3. In a year filled with loss and despair, in 2021 we must protect our mental health.

I try to practice meditation each day, and having some sort of mindfulness practice is especially important for times like these. There are great meditation and mindfulness apps where you can get started for free. Calm has a free version that features LeBron James and it’s amazing! Whatever your personal mindfulness practice might be, whether it’s yoga or meditation or a spiritual ritual or prayer, you should do whatever you can to help calm your mind and stay in a positive mental state.

4. Stay physically active.

Go outdoors safely: Go for a walk in the park or hike on a trail (California gov has listed which ones are safe to do so). Do some jumping jacks outside or a few minutes of intense cardio like jump roping.

Download the free apps: Peloton’s app is free for 90-days. They offer yoga, bootcamps, strength training and running. A few more of my favorites that are free right now: Nike Training Club, Daily Burn, CorePower Yoga and Les Mills (including options for kids).

Staying physical, even if it’s only 15 minutes a day, can help reduce stress.

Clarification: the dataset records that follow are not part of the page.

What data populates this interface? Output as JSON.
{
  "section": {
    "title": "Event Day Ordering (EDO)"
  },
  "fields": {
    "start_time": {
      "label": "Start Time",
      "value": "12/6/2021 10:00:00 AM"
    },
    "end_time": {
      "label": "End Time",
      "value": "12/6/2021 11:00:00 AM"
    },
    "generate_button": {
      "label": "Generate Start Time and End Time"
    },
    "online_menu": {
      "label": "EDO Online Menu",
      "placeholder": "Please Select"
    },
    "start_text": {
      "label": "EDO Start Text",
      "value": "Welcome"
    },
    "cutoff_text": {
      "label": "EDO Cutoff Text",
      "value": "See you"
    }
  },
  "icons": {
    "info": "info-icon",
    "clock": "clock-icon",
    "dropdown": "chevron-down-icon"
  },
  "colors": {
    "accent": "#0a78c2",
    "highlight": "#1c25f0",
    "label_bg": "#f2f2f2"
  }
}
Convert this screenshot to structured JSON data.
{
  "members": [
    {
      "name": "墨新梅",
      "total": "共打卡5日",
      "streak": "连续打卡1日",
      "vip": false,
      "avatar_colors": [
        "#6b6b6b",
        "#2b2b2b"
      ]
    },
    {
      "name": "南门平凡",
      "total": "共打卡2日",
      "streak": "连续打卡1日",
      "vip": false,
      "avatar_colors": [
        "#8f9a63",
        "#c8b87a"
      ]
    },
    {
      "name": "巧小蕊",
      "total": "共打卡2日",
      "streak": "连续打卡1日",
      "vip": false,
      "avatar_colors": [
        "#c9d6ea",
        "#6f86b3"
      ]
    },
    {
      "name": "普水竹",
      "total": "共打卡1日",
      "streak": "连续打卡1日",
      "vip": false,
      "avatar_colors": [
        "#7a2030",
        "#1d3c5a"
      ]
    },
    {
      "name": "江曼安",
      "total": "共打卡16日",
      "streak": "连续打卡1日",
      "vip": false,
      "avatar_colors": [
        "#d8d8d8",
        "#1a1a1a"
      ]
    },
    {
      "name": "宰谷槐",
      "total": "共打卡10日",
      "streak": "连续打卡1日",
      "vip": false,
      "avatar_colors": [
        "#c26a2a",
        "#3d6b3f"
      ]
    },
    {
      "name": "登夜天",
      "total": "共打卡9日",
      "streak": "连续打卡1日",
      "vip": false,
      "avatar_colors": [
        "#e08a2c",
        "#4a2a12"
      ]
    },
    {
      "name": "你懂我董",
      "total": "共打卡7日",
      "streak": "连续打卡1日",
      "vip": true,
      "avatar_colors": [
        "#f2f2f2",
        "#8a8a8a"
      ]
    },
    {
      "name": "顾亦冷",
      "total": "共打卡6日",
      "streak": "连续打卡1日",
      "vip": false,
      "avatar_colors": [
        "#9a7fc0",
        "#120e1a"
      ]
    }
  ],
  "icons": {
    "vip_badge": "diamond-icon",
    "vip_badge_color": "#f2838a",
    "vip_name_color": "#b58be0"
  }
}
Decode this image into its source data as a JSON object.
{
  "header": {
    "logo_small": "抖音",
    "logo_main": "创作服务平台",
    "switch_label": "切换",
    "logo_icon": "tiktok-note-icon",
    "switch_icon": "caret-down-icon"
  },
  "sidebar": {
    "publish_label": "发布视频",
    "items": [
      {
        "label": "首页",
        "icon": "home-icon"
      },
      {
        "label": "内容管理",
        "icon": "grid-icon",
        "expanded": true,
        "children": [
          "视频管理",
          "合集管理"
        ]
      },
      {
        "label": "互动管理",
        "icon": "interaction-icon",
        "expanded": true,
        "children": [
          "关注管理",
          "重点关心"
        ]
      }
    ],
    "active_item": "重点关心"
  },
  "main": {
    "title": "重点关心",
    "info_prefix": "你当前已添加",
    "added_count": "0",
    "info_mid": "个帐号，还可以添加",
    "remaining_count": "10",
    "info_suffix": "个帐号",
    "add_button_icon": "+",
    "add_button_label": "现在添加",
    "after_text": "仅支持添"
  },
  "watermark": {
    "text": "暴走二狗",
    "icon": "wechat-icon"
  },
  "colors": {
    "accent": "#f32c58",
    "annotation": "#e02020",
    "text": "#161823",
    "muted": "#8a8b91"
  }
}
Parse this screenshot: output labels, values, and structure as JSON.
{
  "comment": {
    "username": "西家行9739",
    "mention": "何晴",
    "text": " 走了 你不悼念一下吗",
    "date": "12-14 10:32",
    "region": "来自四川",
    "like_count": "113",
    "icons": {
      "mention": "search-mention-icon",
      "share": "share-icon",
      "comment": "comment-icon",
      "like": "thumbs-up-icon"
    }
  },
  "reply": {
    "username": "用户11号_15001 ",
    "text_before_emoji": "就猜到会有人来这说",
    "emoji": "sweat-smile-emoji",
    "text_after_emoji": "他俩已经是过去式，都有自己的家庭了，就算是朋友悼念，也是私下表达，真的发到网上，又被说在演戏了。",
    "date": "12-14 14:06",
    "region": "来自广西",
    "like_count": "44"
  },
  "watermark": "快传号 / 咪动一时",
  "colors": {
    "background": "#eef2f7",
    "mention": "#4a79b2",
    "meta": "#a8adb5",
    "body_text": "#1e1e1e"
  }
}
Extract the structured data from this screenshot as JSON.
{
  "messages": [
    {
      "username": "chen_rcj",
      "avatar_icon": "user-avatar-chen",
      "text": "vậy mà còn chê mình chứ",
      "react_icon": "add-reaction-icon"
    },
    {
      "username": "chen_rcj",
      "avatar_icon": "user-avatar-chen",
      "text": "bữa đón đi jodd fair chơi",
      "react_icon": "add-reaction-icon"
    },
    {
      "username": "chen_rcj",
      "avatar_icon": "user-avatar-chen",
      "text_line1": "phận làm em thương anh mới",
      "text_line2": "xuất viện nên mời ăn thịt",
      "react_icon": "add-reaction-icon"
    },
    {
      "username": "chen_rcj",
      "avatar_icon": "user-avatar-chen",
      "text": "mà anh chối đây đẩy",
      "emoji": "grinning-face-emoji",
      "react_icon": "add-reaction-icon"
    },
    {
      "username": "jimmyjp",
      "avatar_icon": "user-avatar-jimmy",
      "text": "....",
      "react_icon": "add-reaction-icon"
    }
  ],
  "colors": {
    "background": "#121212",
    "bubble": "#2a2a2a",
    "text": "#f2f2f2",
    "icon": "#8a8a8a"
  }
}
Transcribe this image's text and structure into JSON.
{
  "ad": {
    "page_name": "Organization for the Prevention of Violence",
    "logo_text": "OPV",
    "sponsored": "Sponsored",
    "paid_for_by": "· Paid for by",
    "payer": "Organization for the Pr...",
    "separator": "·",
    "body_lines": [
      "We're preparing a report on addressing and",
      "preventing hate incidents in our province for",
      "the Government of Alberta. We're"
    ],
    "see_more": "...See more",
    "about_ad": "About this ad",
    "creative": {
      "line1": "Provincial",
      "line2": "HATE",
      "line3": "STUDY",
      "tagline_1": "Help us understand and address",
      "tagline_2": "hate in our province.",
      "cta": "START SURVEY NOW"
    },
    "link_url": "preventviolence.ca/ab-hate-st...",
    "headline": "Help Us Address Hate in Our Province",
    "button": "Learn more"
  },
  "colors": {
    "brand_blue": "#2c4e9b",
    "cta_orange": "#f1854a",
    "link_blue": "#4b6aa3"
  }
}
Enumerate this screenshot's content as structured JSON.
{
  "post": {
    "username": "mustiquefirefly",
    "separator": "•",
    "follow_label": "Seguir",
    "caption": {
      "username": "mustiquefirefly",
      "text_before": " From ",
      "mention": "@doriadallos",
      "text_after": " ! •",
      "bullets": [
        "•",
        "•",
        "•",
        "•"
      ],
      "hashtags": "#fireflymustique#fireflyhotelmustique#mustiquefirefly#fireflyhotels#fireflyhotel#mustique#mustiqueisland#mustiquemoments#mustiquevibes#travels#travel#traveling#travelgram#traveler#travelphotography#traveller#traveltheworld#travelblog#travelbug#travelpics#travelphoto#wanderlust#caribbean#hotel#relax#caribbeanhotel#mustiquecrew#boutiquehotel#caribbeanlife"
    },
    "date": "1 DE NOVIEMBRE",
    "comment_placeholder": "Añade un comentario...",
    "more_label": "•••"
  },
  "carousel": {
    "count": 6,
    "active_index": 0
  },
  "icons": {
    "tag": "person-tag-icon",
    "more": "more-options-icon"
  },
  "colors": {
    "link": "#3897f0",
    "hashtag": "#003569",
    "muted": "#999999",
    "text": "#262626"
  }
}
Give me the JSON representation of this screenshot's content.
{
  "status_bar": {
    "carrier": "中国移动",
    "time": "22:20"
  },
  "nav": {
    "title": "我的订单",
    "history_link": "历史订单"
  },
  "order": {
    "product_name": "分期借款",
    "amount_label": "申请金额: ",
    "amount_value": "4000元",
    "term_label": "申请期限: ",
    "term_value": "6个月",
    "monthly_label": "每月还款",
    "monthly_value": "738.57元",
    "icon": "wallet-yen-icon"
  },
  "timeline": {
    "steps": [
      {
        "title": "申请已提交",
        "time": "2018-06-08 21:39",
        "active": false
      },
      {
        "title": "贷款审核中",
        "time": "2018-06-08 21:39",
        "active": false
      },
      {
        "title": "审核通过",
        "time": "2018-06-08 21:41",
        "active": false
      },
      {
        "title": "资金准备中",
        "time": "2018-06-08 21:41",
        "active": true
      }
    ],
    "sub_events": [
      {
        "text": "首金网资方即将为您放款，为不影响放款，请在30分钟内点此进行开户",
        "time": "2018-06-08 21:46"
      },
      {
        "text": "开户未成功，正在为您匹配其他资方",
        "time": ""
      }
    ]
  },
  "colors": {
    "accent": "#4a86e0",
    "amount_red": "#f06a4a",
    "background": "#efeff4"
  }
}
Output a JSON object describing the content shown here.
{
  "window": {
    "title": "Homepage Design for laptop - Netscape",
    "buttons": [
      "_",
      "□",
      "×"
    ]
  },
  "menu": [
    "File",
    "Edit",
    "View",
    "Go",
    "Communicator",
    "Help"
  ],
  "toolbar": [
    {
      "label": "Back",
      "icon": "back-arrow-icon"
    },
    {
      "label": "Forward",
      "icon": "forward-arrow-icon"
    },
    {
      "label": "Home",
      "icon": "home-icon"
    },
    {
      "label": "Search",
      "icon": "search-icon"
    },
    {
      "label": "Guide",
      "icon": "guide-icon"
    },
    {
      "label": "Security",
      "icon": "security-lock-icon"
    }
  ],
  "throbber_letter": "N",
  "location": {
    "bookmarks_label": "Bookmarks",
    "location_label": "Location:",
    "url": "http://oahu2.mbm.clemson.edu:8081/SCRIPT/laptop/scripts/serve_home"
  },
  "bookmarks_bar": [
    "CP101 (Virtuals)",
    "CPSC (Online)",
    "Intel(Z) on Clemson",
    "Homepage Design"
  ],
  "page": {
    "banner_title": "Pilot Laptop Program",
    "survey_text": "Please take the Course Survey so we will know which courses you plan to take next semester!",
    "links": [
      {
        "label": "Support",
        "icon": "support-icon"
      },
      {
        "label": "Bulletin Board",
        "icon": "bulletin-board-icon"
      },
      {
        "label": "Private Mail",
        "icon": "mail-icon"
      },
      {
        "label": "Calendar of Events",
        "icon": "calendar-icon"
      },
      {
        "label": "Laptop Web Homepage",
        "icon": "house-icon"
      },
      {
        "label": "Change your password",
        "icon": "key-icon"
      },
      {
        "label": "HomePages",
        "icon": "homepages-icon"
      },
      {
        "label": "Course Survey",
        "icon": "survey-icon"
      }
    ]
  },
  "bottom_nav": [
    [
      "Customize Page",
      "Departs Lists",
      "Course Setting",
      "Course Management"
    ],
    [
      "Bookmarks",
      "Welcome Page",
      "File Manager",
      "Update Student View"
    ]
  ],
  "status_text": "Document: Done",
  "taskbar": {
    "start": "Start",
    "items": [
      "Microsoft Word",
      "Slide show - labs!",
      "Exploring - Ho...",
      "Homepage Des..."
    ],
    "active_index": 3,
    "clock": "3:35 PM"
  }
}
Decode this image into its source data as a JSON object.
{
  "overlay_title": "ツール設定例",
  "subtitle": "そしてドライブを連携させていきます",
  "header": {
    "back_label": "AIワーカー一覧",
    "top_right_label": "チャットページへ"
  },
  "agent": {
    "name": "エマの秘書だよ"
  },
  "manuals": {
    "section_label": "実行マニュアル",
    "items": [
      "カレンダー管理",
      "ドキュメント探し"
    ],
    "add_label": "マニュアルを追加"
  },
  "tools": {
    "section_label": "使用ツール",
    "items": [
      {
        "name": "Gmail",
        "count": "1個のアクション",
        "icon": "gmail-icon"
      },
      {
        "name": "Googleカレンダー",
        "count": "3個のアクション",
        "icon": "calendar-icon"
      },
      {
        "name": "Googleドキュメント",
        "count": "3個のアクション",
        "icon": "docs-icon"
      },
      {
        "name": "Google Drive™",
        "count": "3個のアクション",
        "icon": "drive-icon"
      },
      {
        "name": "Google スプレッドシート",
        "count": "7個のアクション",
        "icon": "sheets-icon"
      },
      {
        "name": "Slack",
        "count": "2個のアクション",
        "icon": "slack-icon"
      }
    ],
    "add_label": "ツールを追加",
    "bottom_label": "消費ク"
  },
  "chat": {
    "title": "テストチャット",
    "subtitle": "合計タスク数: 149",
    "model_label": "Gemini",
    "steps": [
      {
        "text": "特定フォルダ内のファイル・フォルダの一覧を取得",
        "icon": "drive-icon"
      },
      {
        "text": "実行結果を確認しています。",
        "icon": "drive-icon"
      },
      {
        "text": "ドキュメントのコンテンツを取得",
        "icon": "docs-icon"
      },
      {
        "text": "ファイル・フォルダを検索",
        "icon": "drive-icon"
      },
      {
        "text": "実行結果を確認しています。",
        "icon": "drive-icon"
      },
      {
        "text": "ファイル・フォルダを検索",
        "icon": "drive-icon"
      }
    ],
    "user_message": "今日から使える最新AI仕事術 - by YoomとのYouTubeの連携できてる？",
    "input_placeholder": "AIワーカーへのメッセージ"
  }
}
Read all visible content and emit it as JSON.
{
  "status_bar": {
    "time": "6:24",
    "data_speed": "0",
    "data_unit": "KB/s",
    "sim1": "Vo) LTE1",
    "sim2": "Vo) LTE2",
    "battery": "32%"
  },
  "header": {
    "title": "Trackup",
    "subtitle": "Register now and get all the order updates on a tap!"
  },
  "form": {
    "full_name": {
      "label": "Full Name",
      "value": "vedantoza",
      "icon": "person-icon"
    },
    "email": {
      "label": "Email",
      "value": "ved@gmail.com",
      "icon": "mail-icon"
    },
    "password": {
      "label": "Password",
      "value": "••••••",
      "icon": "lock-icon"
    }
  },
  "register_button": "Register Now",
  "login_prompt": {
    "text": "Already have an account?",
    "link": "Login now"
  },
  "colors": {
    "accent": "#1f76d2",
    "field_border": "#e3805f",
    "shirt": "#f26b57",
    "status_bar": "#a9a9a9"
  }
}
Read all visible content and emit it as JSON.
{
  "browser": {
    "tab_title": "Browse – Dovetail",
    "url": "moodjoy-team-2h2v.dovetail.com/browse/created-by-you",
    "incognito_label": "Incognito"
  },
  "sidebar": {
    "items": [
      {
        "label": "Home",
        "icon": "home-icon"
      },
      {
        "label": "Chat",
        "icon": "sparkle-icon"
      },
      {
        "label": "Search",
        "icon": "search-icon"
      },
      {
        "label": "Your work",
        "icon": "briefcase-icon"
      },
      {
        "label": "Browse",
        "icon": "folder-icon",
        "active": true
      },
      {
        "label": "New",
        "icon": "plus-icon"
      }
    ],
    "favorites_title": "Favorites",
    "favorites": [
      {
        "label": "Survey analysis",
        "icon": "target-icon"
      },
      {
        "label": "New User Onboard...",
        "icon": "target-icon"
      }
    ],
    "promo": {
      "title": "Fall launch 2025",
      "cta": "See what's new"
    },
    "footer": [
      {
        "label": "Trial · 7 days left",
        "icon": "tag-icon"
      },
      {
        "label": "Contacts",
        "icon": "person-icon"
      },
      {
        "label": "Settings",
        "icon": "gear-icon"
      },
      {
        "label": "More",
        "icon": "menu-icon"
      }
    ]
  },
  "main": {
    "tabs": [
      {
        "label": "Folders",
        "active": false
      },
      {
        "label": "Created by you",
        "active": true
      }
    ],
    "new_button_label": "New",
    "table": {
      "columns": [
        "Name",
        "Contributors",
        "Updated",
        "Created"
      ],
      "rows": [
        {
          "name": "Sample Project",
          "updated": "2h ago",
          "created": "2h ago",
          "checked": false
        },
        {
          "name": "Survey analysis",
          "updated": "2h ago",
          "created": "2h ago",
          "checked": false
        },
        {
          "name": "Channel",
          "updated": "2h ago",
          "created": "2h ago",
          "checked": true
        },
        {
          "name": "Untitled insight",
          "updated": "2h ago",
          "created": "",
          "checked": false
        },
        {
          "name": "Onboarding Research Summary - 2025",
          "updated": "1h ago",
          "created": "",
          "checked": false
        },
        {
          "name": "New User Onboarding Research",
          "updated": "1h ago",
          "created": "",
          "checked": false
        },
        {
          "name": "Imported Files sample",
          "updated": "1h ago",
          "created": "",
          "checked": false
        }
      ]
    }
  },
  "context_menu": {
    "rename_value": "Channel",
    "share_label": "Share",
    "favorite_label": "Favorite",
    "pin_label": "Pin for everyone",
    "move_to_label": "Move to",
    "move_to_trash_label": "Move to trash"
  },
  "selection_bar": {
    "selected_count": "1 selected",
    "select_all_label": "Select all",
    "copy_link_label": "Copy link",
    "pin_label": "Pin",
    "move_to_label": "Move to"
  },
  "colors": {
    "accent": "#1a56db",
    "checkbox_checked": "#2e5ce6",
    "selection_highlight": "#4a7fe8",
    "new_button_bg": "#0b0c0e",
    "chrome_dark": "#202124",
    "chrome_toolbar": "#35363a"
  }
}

Obviously, this is a moment of continued significant challenges as we approach 2021. But along with the scary headlines and sad stories of this crisis, I expect that we will start to see more good news to come.

What are your plans for 2021?

An inventor and leading voice on #entertainment and #innovation. COO, Invention Investment Funds @Intellectual Ventures